■ **WHAT THE TASK REQUIRES**
Verbatim copy, images removed: write out the entries below.

^^^^^^^^

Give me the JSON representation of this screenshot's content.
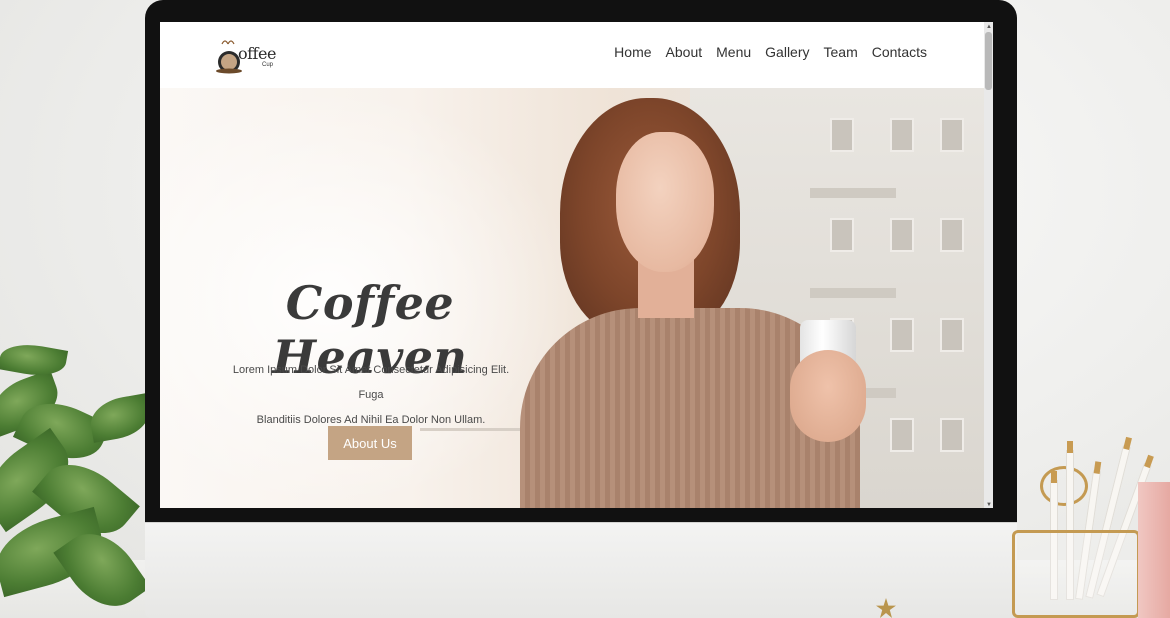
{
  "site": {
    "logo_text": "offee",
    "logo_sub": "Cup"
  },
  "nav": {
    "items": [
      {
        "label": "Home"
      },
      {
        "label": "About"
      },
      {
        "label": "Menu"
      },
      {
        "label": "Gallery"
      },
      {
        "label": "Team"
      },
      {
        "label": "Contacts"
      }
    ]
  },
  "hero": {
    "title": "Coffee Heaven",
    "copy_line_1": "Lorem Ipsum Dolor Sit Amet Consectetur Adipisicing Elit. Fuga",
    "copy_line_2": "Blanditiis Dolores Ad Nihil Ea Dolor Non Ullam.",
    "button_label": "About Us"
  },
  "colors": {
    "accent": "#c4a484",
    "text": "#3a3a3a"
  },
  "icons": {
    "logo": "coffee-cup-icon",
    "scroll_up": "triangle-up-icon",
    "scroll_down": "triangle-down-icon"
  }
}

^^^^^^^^

■ **SOLUTION FOR THIS TASK**
Give me the JSON representation of this screenshot's content.
{
  "site": {
    "logo_text": "offee",
    "logo_sub": "Cup"
  },
  "nav": {
    "items": [
      {
        "label": "Home"
      },
      {
        "label": "About"
      },
      {
        "label": "Menu"
      },
      {
        "label": "Gallery"
      },
      {
        "label": "Team"
      },
      {
        "label": "Contacts"
      }
    ]
  },
  "hero": {
    "title": "Coffee Heaven",
    "copy_line_1": "Lorem Ipsum Dolor Sit Amet Consectetur Adipisicing Elit. Fuga",
    "copy_line_2": "Blanditiis Dolores Ad Nihil Ea Dolor Non Ullam.",
    "button_label": "About Us"
  },
  "colors": {
    "accent": "#c4a484",
    "text": "#3a3a3a"
  },
  "icons": {
    "logo": "coffee-cup-icon",
    "scroll_up": "triangle-up-icon",
    "scroll_down": "triangle-down-icon"
  }
}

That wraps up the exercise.